If 40 is the new 30, it's no wonder so many women are keeping up with all the activities from their third decade, including being able to conceive. Planned pregnancies among 40-year-olds are more prevalent than ever in the U.S.; the birth rate among women age 40 to 44 increased from 10.2 to 10.3 per 1,000 births in 2011, according to the Centers For Diseases Control and Prevention.
Despite how youthful forty-something women seem on the outside, there are certain biological realities they have to face. "It's harder to get pregnant at 40 and very hard after 45, but in the real world it does happen sometimes," says Alice Domar, Ph.D., executive director of the Domar Center for Mind/Body Health at Boston IVF, and associate professor of obstetrics, gynecology, and reproductive Biology at Harvard Medical School. At age 40, you have about a 5 percent chance of becoming pregnant over the course of any given menstrual cycle, compared to a 20 percent chance for women under 30.
Regardless of the challenges, there are some smart steps you can take to make the most of your fertility after 40.Get pre-conception counseling
It's a good idea for women of every age to map out a pregnancy plan with their doctors in advance. "Some medical conditions or medications can be detrimental to a future pregnancy. Also, learning about your family history may identify certain risks for a future offspring and undergoing genetic testing or seeing a genetic counselor should be done before you start trying," says Steven R. Bayer, M.D., a reproductive endocrinologist at Boston IVF fertility clinic in Boston, Massachusetts.Cultivate expert timing

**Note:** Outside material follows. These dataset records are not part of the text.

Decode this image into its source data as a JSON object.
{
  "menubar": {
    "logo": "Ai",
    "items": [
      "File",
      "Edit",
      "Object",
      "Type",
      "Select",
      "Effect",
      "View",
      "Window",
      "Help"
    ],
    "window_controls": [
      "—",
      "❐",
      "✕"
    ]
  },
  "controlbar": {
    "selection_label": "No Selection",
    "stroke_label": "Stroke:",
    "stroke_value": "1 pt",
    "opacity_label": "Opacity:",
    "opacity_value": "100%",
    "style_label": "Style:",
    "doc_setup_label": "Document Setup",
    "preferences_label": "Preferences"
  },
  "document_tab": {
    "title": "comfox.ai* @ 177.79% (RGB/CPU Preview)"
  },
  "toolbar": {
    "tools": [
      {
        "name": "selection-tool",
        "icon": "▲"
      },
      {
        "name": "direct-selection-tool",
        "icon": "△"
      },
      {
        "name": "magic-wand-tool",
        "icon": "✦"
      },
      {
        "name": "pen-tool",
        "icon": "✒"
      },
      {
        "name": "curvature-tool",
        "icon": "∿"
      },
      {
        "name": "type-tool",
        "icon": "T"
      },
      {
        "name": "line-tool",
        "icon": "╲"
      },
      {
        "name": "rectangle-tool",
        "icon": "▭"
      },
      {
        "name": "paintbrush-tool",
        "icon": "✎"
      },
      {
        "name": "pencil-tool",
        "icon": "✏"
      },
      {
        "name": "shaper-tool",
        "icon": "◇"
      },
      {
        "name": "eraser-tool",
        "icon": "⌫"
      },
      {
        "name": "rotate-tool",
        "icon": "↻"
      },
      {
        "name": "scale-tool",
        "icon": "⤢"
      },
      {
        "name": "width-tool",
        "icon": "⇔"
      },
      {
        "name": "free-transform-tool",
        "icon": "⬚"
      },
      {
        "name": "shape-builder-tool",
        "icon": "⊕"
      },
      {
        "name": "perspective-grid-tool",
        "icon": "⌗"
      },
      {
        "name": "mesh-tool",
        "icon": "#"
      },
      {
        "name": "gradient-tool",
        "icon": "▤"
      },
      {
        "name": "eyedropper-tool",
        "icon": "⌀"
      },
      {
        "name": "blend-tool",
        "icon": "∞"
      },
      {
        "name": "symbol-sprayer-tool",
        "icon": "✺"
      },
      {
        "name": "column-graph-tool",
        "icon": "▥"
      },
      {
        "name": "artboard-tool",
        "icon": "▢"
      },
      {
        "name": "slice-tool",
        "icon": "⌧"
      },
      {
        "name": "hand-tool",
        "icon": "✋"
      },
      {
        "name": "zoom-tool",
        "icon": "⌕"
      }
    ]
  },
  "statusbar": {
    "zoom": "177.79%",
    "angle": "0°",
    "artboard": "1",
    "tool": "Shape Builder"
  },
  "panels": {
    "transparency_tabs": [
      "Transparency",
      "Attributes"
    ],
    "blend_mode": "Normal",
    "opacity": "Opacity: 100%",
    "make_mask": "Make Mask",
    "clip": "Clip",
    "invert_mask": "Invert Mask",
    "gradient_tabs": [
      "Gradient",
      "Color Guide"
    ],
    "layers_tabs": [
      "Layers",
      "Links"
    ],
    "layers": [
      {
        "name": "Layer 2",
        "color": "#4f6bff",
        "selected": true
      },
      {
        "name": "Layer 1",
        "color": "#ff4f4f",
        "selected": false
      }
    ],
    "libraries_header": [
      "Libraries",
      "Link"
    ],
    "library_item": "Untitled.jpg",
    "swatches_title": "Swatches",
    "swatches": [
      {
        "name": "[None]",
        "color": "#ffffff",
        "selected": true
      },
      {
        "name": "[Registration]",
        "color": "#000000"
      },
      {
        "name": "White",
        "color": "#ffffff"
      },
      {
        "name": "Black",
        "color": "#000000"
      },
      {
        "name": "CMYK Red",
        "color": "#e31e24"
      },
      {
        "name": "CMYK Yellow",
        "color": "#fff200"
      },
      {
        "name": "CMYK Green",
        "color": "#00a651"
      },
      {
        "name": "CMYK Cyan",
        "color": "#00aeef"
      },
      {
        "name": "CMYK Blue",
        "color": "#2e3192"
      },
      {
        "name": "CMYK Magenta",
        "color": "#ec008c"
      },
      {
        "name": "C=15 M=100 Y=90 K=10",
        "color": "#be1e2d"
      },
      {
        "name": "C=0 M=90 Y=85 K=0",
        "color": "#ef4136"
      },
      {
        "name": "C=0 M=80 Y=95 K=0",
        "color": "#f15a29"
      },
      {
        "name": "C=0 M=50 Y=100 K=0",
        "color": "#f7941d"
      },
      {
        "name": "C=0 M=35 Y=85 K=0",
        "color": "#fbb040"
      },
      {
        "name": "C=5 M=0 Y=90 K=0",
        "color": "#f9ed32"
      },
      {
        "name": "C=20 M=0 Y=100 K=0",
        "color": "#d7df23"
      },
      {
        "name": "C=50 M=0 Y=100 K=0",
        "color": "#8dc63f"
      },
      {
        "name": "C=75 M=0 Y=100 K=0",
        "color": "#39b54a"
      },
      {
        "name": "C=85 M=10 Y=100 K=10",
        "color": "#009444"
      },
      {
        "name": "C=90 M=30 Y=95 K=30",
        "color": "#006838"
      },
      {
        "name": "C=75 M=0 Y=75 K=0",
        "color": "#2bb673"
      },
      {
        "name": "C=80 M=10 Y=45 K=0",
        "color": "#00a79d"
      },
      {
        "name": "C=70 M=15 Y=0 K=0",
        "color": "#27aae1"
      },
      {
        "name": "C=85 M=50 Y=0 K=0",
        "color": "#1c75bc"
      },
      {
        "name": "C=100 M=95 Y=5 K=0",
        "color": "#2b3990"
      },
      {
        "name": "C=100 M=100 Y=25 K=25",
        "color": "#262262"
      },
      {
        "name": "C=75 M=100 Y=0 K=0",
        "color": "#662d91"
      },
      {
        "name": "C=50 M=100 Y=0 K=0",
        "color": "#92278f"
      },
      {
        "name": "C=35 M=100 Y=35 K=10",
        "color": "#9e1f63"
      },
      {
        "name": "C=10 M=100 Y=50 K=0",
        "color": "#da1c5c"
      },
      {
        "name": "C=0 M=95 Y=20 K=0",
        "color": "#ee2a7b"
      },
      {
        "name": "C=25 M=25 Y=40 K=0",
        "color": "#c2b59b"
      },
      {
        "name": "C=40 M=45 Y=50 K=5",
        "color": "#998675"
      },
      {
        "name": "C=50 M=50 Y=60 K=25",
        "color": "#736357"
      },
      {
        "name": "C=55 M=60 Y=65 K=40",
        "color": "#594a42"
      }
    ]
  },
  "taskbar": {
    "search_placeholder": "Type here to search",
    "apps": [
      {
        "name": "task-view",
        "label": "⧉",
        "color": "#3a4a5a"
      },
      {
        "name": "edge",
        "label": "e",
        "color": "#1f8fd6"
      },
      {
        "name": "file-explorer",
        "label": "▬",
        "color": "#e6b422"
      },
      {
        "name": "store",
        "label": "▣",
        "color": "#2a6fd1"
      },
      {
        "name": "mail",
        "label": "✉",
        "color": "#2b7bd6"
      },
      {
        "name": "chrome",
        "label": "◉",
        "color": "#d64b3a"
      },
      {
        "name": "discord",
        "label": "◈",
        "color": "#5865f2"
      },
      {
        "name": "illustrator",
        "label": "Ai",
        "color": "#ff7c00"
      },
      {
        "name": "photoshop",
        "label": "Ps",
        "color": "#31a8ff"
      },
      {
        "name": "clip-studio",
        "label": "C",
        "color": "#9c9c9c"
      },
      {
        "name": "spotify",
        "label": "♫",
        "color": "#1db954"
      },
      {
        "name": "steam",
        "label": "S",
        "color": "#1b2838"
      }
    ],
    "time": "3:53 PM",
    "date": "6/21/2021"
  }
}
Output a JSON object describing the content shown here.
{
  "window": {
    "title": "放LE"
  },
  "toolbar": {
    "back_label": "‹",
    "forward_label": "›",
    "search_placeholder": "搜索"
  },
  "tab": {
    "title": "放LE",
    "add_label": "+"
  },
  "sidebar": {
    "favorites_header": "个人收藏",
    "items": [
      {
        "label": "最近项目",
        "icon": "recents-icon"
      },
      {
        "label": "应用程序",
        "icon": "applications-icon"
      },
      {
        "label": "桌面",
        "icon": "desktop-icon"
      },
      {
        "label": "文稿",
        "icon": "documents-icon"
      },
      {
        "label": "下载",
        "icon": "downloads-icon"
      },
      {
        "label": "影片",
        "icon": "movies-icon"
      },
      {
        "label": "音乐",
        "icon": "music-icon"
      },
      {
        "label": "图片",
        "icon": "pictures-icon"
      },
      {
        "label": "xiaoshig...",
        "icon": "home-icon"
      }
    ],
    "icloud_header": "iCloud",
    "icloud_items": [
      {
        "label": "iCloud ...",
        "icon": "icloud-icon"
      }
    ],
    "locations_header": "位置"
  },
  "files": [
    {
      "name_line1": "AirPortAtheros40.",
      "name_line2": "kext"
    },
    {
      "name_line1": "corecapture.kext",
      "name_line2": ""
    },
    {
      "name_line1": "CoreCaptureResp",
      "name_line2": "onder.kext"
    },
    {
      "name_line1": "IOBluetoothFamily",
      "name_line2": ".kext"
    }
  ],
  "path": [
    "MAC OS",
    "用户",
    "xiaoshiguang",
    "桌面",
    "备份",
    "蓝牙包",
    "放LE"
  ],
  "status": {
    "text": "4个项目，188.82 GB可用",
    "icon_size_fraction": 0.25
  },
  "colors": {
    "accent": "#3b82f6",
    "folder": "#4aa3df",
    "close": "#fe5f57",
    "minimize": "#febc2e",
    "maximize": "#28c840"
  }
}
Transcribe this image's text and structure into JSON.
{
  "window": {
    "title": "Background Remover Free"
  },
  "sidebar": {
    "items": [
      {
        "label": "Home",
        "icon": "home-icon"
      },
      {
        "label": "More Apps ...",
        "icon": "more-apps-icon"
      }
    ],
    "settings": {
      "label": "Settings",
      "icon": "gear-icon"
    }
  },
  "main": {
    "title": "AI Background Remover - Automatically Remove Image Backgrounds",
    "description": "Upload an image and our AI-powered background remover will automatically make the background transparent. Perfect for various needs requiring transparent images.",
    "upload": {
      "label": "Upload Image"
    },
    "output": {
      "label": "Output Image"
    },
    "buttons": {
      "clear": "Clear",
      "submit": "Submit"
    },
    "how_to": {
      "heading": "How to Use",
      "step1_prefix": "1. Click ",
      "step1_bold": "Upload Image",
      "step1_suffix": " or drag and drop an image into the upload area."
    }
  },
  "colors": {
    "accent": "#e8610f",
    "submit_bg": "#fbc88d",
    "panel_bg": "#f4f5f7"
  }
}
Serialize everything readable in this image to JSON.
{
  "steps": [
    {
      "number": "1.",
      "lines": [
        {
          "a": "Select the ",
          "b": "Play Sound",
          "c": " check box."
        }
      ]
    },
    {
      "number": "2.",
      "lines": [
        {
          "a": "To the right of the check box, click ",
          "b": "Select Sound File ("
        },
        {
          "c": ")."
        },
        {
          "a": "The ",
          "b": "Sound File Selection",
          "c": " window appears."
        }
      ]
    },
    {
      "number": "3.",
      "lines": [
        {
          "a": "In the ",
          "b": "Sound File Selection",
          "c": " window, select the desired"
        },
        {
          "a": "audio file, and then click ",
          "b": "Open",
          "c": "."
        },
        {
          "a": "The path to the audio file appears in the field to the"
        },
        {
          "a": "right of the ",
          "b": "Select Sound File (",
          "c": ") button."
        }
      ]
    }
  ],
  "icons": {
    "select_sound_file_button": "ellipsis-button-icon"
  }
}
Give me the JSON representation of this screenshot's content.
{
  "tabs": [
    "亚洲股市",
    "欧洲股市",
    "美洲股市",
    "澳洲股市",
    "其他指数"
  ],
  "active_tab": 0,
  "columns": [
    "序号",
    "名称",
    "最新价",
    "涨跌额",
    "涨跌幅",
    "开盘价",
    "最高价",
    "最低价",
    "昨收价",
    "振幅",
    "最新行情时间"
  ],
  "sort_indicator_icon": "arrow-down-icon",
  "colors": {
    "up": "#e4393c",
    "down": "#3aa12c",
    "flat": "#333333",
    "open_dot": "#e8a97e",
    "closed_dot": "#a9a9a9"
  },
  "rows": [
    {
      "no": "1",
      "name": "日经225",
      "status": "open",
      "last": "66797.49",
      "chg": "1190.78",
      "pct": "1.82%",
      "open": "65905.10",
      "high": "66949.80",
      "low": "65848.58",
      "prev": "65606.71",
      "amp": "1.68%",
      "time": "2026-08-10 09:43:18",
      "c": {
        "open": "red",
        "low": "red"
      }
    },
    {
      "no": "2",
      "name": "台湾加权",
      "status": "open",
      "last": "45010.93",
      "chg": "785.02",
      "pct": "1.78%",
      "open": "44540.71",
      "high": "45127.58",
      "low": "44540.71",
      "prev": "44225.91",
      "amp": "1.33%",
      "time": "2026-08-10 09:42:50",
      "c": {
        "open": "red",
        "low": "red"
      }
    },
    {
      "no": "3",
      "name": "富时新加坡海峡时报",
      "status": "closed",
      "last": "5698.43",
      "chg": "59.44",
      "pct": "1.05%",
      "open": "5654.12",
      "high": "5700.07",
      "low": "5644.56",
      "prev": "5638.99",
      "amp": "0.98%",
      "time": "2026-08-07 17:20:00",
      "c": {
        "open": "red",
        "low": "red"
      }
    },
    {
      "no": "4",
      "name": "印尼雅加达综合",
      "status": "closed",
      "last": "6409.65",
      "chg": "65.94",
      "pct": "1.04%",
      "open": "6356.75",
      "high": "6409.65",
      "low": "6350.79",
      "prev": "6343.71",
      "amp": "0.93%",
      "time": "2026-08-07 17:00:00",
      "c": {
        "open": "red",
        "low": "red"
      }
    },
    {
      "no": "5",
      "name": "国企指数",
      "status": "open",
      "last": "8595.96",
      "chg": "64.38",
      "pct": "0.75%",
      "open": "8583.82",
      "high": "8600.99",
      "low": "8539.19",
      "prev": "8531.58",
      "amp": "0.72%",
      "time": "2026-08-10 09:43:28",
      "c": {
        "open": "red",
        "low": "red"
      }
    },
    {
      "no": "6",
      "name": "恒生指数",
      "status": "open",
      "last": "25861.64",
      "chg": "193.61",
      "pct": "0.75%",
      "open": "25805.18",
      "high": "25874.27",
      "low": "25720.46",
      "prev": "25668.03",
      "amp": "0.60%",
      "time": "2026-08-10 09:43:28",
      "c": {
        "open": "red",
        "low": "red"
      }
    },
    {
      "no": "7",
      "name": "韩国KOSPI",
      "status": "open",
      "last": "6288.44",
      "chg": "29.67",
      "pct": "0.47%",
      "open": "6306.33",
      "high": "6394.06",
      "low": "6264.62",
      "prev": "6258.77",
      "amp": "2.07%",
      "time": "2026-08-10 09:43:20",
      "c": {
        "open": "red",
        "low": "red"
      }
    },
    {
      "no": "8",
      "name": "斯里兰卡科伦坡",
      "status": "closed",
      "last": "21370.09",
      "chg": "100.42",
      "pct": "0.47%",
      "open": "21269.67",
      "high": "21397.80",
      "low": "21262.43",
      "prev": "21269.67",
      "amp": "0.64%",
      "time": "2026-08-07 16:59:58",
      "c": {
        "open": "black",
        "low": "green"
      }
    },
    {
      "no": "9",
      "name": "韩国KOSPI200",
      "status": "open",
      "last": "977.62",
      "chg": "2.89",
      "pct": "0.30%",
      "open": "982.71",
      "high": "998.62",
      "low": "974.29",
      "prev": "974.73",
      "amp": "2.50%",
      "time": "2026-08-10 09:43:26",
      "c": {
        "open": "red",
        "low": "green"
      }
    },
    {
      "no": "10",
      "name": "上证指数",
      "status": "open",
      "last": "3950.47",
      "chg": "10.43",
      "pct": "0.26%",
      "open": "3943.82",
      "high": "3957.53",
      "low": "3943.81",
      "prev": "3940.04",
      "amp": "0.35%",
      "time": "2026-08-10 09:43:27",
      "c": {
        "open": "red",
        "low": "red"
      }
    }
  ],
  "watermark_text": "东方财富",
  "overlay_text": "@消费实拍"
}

Conventional wisdom says that your best chances of getting pregnant are on days 12 to 14 of a standard 28-day menstrual cycle. That may not apply when you hit 40, though. "Women who approach 40 often start ovulating earlier and earlier in their cycle," says Alan Copperman, M.D., director of the Division of Reproductive Endocrinology and Infertility at Mount Sinai Medical Center in New York City and co-director of Reproductive Medicine Associates of New York. "It could be day 12, day 10, day 9, so they may not even be having sex at the right time."
To make sure your rhythm isn't off, track your menstrual cycle and figure out exactly when you're ovulating each month. Once you determine when your period is due, figuring out the timing of ovulation is actually easy. Simply count back 14 days before your next period is scheduled to start -- that's the day you're supposed to ovulate. You can double check when you're ovulating by using a basal body temperature chart, monitoring your cervical mucus, using an over-the-counter ovulation kit, or all of the above. When you've got it down, have sex every other day a few days before and after you're due to ovulate. "Sperm stays in your system for multiple days after you have intercourse and an egg stays in your system for a good five days after you ovulate," says Angela Chaudhari, M.D., a gynecologic surgeon and assistant professor at Northwestern University Feinberg School of Medicine in Chicago. "It's really a much longer window than you may think."Double down on healthy habits
Although an impeccable facade may not reflect the state of your ovaries, it's critical to try to get your body into peak shape. "The older you are, the more you have to work at lifestyle stuff," says Jill Blakeway, a licensed acupuncturist, co-owner of The YinOva Center in New York City, and co-author of Making Babies: A Proven 3-Month Program for Maximum Fertility. "You can get away with being badly behaved at 22 and still get pregnant. Every egg isn't a winner when you're older, so that's the time to eat right and avoid caffeine and alcohol." Thirty minutes of cardiovascular exercise most days of the week is recommended, as is maintaining a healthy weight. Straying too far on either side of your ideal can mess with hormone function, cause estrogen levels to go out of whack, and impede your chances of conceiving.